---------- DATA FOR THE TASK
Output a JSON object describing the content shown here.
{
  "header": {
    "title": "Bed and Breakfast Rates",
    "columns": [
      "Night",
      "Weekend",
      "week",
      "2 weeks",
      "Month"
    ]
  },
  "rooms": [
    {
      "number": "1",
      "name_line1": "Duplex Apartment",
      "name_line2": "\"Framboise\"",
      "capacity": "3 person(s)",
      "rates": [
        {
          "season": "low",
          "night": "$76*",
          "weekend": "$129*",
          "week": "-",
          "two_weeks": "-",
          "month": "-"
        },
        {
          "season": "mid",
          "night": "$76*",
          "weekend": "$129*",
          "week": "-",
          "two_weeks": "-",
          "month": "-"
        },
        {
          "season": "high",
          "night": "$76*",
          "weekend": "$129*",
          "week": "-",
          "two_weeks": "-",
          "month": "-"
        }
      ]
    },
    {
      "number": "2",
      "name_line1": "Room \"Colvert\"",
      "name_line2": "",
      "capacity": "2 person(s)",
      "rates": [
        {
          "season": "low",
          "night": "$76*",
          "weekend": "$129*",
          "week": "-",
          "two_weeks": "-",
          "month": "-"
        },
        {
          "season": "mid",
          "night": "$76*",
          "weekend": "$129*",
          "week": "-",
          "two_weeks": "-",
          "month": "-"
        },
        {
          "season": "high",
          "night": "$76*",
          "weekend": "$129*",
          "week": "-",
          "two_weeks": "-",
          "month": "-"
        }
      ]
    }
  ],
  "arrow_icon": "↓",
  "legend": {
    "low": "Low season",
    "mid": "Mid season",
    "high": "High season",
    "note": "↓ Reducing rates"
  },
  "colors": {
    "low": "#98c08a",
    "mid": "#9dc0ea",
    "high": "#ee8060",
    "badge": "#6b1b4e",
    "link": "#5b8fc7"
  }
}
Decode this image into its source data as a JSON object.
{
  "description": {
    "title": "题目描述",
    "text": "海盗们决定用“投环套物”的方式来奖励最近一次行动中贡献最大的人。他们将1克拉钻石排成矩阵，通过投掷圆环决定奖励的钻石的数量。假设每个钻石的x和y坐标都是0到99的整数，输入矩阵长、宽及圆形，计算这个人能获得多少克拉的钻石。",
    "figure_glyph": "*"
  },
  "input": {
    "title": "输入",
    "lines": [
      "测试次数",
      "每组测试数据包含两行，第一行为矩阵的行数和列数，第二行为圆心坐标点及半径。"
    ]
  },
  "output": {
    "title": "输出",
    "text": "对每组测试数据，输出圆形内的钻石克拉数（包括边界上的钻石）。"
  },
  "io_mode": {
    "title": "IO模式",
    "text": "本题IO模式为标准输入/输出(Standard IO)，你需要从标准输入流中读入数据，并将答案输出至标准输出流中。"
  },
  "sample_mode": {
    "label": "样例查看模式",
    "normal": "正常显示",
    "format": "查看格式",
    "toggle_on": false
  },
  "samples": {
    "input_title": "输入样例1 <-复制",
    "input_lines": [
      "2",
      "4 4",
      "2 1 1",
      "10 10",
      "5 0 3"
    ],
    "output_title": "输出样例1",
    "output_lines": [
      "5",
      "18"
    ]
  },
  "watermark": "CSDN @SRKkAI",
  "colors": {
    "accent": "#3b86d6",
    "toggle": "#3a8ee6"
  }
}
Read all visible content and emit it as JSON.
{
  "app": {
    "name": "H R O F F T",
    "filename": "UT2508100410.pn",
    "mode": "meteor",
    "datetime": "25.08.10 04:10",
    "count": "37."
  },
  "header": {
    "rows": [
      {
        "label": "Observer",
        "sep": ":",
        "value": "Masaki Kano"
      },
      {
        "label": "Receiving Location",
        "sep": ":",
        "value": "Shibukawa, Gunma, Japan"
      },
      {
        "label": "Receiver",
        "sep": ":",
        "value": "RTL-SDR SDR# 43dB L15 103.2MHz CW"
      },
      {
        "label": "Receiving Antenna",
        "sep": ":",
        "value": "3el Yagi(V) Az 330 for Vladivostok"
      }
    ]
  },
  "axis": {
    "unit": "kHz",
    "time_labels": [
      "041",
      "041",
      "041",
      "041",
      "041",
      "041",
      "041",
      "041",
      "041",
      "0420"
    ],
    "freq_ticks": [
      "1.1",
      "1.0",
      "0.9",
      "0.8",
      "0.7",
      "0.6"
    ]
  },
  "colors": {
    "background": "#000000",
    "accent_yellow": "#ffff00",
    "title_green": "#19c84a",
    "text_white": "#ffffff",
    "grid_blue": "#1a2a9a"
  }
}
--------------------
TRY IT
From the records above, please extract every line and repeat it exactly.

TASK RESULT
Output a JSON object describing the content shown here.
{
  "header": {
    "title": "Bed and Breakfast Rates",
    "columns": [
      "Night",
      "Weekend",
      "week",
      "2 weeks",
      "Month"
    ]
  },
  "rooms": [
    {
      "number": "1",
      "name_line1": "Duplex Apartment",
      "name_line2": "\"Framboise\"",
      "capacity": "3 person(s)",
      "rates": [
        {
          "season": "low",
          "night": "$76*",
          "weekend": "$129*",
          "week": "-",
          "two_weeks": "-",
          "month": "-"
        },
        {
          "season": "mid",
          "night": "$76*",
          "weekend": "$129*",
          "week": "-",
          "two_weeks": "-",
          "month": "-"
        },
        {
          "season": "high",
          "night": "$76*",
          "weekend": "$129*",
          "week": "-",
          "two_weeks": "-",
          "month": "-"
        }
      ]
    },
    {
      "number": "2",
      "name_line1": "Room \"Colvert\"",
      "name_line2": "",
      "capacity": "2 person(s)",
      "rates": [
        {
          "season": "low",
          "night": "$76*",
          "weekend": "$129*",
          "week": "-",
          "two_weeks": "-",
          "month": "-"
        },
        {
          "season": "mid",
          "night": "$76*",
          "weekend": "$129*",
          "week": "-",
          "two_weeks": "-",
          "month": "-"
        },
        {
          "season": "high",
          "night": "$76*",
          "weekend": "$129*",
          "week": "-",
          "two_weeks": "-",
          "month": "-"
        }
      ]
    }
  ],
  "arrow_icon": "↓",
  "legend": {
    "low": "Low season",
    "mid": "Mid season",
    "high": "High season",
    "note": "↓ Reducing rates"
  },
  "colors": {
    "low": "#98c08a",
    "mid": "#9dc0ea",
    "high": "#ee8060",
    "badge": "#6b1b4e",
    "link": "#5b8fc7"
  }
}
Decode this image into its source data as a JSON object.
{
  "description": {
    "title": "题目描述",
    "text": "海盗们决定用“投环套物”的方式来奖励最近一次行动中贡献最大的人。他们将1克拉钻石排成矩阵，通过投掷圆环决定奖励的钻石的数量。假设每个钻石的x和y坐标都是0到99的整数，输入矩阵长、宽及圆形，计算这个人能获得多少克拉的钻石。",
    "figure_glyph": "*"
  },
  "input": {
    "title": "输入",
    "lines": [
      "测试次数",
      "每组测试数据包含两行，第一行为矩阵的行数和列数，第二行为圆心坐标点及半径。"
    ]
  },
  "output": {
    "title": "输出",
    "text": "对每组测试数据，输出圆形内的钻石克拉数（包括边界上的钻石）。"
  },
  "io_mode": {
    "title": "IO模式",
    "text": "本题IO模式为标准输入/输出(Standard IO)，你需要从标准输入流中读入数据，并将答案输出至标准输出流中。"
  },
  "sample_mode": {
    "label": "样例查看模式",
    "normal": "正常显示",
    "format": "查看格式",
    "toggle_on": false
  },
  "samples": {
    "input_title": "输入样例1 <-复制",
    "input_lines": [
      "2",
      "4 4",
      "2 1 1",
      "10 10",
      "5 0 3"
    ],
    "output_title": "输出样例1",
    "output_lines": [
      "5",
      "18"
    ]
  },
  "watermark": "CSDN @SRKkAI",
  "colors": {
    "accent": "#3b86d6",
    "toggle": "#3a8ee6"
  }
}
Read all visible content and emit it as JSON.
{
  "app": {
    "name": "H R O F F T",
    "filename": "UT2508100410.pn",
    "mode": "meteor",
    "datetime": "25.08.10 04:10",
    "count": "37."
  },
  "header": {
    "rows": [
      {
        "label": "Observer",
        "sep": ":",
        "value": "Masaki Kano"
      },
      {
        "label": "Receiving Location",
        "sep": ":",
        "value": "Shibukawa, Gunma, Japan"
      },
      {
        "label": "Receiver",
        "sep": ":",
        "value": "RTL-SDR SDR# 43dB L15 103.2MHz CW"
      },
      {
        "label": "Receiving Antenna",
        "sep": ":",
        "value": "3el Yagi(V) Az 330 for Vladivostok"
      }
    ]
  },
  "axis": {
    "unit": "kHz",
    "time_labels": [
      "041",
      "041",
      "041",
      "041",
      "041",
      "041",
      "041",
      "041",
      "041",
      "0420"
    ],
    "freq_ticks": [
      "1.1",
      "1.0",
      "0.9",
      "0.8",
      "0.7",
      "0.6"
    ]
  },
  "colors": {
    "background": "#000000",
    "accent_yellow": "#ffff00",
    "title_green": "#19c84a",
    "text_white": "#ffffff",
    "grid_blue": "#1a2a9a"
  }
}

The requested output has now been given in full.